[What the task asks]: Repeat, line for line, the entries printed below.

[Record extracts]:

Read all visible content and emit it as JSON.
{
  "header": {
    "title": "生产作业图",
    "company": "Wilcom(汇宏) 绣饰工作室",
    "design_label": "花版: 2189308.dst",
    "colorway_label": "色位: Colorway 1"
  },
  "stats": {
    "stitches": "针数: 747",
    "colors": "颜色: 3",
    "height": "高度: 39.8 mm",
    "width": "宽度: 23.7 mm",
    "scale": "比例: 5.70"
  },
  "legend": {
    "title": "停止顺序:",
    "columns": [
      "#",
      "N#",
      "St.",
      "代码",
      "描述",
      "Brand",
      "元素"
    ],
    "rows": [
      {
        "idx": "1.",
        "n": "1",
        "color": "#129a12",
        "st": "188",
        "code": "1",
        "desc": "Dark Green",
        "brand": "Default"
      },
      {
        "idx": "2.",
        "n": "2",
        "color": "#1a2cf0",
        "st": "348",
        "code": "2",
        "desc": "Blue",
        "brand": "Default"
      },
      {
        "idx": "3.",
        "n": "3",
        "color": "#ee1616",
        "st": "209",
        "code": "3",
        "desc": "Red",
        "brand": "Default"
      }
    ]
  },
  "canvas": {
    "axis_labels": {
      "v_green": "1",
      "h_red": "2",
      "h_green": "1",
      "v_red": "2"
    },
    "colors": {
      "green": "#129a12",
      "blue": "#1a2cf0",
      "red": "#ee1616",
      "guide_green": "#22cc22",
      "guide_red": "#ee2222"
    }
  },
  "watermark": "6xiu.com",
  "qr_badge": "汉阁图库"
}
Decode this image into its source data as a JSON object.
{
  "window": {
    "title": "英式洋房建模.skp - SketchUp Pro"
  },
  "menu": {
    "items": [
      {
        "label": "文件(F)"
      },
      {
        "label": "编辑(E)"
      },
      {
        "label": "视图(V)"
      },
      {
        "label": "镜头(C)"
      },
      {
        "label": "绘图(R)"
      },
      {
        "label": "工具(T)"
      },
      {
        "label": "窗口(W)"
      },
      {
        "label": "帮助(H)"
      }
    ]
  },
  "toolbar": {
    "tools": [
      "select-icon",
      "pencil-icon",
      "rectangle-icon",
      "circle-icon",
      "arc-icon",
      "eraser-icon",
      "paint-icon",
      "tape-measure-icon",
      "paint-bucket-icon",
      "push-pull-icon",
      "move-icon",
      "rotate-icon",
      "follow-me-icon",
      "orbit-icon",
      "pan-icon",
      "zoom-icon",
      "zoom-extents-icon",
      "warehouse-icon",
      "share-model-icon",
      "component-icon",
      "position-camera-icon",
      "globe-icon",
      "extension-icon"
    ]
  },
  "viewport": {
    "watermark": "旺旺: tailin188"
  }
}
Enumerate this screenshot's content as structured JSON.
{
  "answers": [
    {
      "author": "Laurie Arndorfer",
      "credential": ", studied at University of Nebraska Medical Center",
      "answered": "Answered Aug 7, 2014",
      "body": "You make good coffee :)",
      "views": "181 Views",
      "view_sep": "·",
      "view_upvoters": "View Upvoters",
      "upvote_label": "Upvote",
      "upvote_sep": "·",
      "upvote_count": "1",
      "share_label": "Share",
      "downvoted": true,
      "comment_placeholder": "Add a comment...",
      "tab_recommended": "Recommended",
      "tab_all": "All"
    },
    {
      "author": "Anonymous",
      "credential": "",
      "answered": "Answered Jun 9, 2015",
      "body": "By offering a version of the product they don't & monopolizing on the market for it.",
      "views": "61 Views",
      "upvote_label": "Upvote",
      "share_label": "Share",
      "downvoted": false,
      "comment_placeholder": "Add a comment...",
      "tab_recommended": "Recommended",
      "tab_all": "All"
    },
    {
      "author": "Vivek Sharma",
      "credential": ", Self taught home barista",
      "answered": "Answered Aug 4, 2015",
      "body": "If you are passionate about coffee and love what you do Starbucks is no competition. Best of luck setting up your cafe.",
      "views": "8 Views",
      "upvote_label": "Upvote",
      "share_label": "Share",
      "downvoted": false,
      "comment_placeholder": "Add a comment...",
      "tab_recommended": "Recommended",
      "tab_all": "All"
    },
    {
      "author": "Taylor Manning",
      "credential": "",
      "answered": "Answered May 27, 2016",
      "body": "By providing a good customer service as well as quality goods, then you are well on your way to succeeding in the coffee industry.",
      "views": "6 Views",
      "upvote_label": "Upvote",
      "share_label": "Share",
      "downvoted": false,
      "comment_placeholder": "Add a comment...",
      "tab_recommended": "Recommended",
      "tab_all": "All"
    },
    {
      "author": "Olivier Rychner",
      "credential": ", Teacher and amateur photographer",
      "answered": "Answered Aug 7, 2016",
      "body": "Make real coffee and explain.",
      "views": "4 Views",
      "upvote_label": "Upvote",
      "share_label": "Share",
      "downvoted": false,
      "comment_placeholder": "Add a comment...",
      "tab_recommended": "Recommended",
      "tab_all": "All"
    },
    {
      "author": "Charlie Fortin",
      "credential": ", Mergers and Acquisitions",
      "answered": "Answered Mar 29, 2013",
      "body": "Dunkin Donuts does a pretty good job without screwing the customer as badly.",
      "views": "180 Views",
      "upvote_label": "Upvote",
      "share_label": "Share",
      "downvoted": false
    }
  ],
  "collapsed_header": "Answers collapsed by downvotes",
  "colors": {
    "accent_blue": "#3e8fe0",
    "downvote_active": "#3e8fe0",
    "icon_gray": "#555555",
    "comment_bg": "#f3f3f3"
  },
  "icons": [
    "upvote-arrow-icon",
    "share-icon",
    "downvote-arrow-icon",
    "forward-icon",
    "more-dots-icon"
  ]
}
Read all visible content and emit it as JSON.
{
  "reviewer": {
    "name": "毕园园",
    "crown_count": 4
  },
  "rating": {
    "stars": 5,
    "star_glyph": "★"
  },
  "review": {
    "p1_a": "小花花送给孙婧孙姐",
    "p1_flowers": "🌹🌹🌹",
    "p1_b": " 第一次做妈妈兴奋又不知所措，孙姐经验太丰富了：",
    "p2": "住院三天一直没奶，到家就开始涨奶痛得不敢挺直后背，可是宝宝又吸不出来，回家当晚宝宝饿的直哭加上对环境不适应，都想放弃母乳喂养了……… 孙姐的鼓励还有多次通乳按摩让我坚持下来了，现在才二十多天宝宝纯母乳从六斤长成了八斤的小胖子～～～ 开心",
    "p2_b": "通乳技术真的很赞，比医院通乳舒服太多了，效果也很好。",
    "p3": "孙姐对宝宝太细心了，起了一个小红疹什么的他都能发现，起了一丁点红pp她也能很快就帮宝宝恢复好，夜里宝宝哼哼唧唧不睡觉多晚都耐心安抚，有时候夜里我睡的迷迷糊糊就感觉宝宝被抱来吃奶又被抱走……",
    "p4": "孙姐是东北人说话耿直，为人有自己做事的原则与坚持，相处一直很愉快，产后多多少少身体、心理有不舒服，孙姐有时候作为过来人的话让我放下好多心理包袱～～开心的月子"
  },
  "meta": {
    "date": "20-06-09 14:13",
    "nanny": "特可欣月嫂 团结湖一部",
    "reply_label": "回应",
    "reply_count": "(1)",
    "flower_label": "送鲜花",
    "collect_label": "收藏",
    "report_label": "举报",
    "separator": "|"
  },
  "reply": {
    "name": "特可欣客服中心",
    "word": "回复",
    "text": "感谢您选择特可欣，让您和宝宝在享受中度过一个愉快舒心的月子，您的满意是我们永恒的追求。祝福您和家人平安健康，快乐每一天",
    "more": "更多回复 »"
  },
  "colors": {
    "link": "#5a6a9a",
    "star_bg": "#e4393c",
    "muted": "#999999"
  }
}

[Expected output]:
Read all visible content and emit it as JSON.
{
  "header": {
    "title": "生产作业图",
    "company": "Wilcom(汇宏) 绣饰工作室",
    "design_label": "花版: 2189308.dst",
    "colorway_label": "色位: Colorway 1"
  },
  "stats": {
    "stitches": "针数: 747",
    "colors": "颜色: 3",
    "height": "高度: 39.8 mm",
    "width": "宽度: 23.7 mm",
    "scale": "比例: 5.70"
  },
  "legend": {
    "title": "停止顺序:",
    "columns": [
      "#",
      "N#",
      "St.",
      "代码",
      "描述",
      "Brand",
      "元素"
    ],
    "rows": [
      {
        "idx": "1.",
        "n": "1",
        "color": "#129a12",
        "st": "188",
        "code": "1",
        "desc": "Dark Green",
        "brand": "Default"
      },
      {
        "idx": "2.",
        "n": "2",
        "color": "#1a2cf0",
        "st": "348",
        "code": "2",
        "desc": "Blue",
        "brand": "Default"
      },
      {
        "idx": "3.",
        "n": "3",
        "color": "#ee1616",
        "st": "209",
        "code": "3",
        "desc": "Red",
        "brand": "Default"
      }
    ]
  },
  "canvas": {
    "axis_labels": {
      "v_green": "1",
      "h_red": "2",
      "h_green": "1",
      "v_red": "2"
    },
    "colors": {
      "green": "#129a12",
      "blue": "#1a2cf0",
      "red": "#ee1616",
      "guide_green": "#22cc22",
      "guide_red": "#ee2222"
    }
  },
  "watermark": "6xiu.com",
  "qr_badge": "汉阁图库"
}
Decode this image into its source data as a JSON object.
{
  "window": {
    "title": "英式洋房建模.skp - SketchUp Pro"
  },
  "menu": {
    "items": [
      {
        "label": "文件(F)"
      },
      {
        "label": "编辑(E)"
      },
      {
        "label": "视图(V)"
      },
      {
        "label": "镜头(C)"
      },
      {
        "label": "绘图(R)"
      },
      {
        "label": "工具(T)"
      },
      {
        "label": "窗口(W)"
      },
      {
        "label": "帮助(H)"
      }
    ]
  },
  "toolbar": {
    "tools": [
      "select-icon",
      "pencil-icon",
      "rectangle-icon",
      "circle-icon",
      "arc-icon",
      "eraser-icon",
      "paint-icon",
      "tape-measure-icon",
      "paint-bucket-icon",
      "push-pull-icon",
      "move-icon",
      "rotate-icon",
      "follow-me-icon",
      "orbit-icon",
      "pan-icon",
      "zoom-icon",
      "zoom-extents-icon",
      "warehouse-icon",
      "share-model-icon",
      "component-icon",
      "position-camera-icon",
      "globe-icon",
      "extension-icon"
    ]
  },
  "viewport": {
    "watermark": "旺旺: tailin188"
  }
}
Enumerate this screenshot's content as structured JSON.
{
  "answers": [
    {
      "author": "Laurie Arndorfer",
      "credential": ", studied at University of Nebraska Medical Center",
      "answered": "Answered Aug 7, 2014",
      "body": "You make good coffee :)",
      "views": "181 Views",
      "view_sep": "·",
      "view_upvoters": "View Upvoters",
      "upvote_label": "Upvote",
      "upvote_sep": "·",
      "upvote_count": "1",
      "share_label": "Share",
      "downvoted": true,
      "comment_placeholder": "Add a comment...",
      "tab_recommended": "Recommended",
      "tab_all": "All"
    },
    {
      "author": "Anonymous",
      "credential": "",
      "answered": "Answered Jun 9, 2015",
      "body": "By offering a version of the product they don't & monopolizing on the market for it.",
      "views": "61 Views",
      "upvote_label": "Upvote",
      "share_label": "Share",
      "downvoted": false,
      "comment_placeholder": "Add a comment...",
      "tab_recommended": "Recommended",
      "tab_all": "All"
    },
    {
      "author": "Vivek Sharma",
      "credential": ", Self taught home barista",
      "answered": "Answered Aug 4, 2015",
      "body": "If you are passionate about coffee and love what you do Starbucks is no competition. Best of luck setting up your cafe.",
      "views": "8 Views",
      "upvote_label": "Upvote",
      "share_label": "Share",
      "downvoted": false,
      "comment_placeholder": "Add a comment...",
      "tab_recommended": "Recommended",
      "tab_all": "All"
    },
    {
      "author": "Taylor Manning",
      "credential": "",
      "answered": "Answered May 27, 2016",
      "body": "By providing a good customer service as well as quality goods, then you are well on your way to succeeding in the coffee industry.",
      "views": "6 Views",
      "upvote_label": "Upvote",
      "share_label": "Share",
      "downvoted": false,
      "comment_placeholder": "Add a comment...",
      "tab_recommended": "Recommended",
      "tab_all": "All"
    },
    {
      "author": "Olivier Rychner",
      "credential": ", Teacher and amateur photographer",
      "answered": "Answered Aug 7, 2016",
      "body": "Make real coffee and explain.",
      "views": "4 Views",
      "upvote_label": "Upvote",
      "share_label": "Share",
      "downvoted": false,
      "comment_placeholder": "Add a comment...",
      "tab_recommended": "Recommended",
      "tab_all": "All"
    },
    {
      "author": "Charlie Fortin",
      "credential": ", Mergers and Acquisitions",
      "answered": "Answered Mar 29, 2013",
      "body": "Dunkin Donuts does a pretty good job without screwing the customer as badly.",
      "views": "180 Views",
      "upvote_label": "Upvote",
      "share_label": "Share",
      "downvoted": false
    }
  ],
  "collapsed_header": "Answers collapsed by downvotes",
  "colors": {
    "accent_blue": "#3e8fe0",
    "downvote_active": "#3e8fe0",
    "icon_gray": "#555555",
    "comment_bg": "#f3f3f3"
  },
  "icons": [
    "upvote-arrow-icon",
    "share-icon",
    "downvote-arrow-icon",
    "forward-icon",
    "more-dots-icon"
  ]
}
Read all visible content and emit it as JSON.
{
  "reviewer": {
    "name": "毕园园",
    "crown_count": 4
  },
  "rating": {
    "stars": 5,
    "star_glyph": "★"
  },
  "review": {
    "p1_a": "小花花送给孙婧孙姐",
    "p1_flowers": "🌹🌹🌹",
    "p1_b": " 第一次做妈妈兴奋又不知所措，孙姐经验太丰富了：",
    "p2": "住院三天一直没奶，到家就开始涨奶痛得不敢挺直后背，可是宝宝又吸不出来，回家当晚宝宝饿的直哭加上对环境不适应，都想放弃母乳喂养了……… 孙姐的鼓励还有多次通乳按摩让我坚持下来了，现在才二十多天宝宝纯母乳从六斤长成了八斤的小胖子～～～ 开心",
    "p2_b": "通乳技术真的很赞，比医院通乳舒服太多了，效果也很好。",
    "p3": "孙姐对宝宝太细心了，起了一个小红疹什么的他都能发现，起了一丁点红pp她也能很快就帮宝宝恢复好，夜里宝宝哼哼唧唧不睡觉多晚都耐心安抚，有时候夜里我睡的迷迷糊糊就感觉宝宝被抱来吃奶又被抱走……",
    "p4": "孙姐是东北人说话耿直，为人有自己做事的原则与坚持，相处一直很愉快，产后多多少少身体、心理有不舒服，孙姐有时候作为过来人的话让我放下好多心理包袱～～开心的月子"
  },
  "meta": {
    "date": "20-06-09 14:13",
    "nanny": "特可欣月嫂 团结湖一部",
    "reply_label": "回应",
    "reply_count": "(1)",
    "flower_label": "送鲜花",
    "collect_label": "收藏",
    "report_label": "举报",
    "separator": "|"
  },
  "reply": {
    "name": "特可欣客服中心",
    "word": "回复",
    "text": "感谢您选择特可欣，让您和宝宝在享受中度过一个愉快舒心的月子，您的满意是我们永恒的追求。祝福您和家人平安健康，快乐每一天",
    "more": "更多回复 »"
  },
  "colors": {
    "link": "#5a6a9a",
    "star_bg": "#e4393c",
    "muted": "#999999"
  }
}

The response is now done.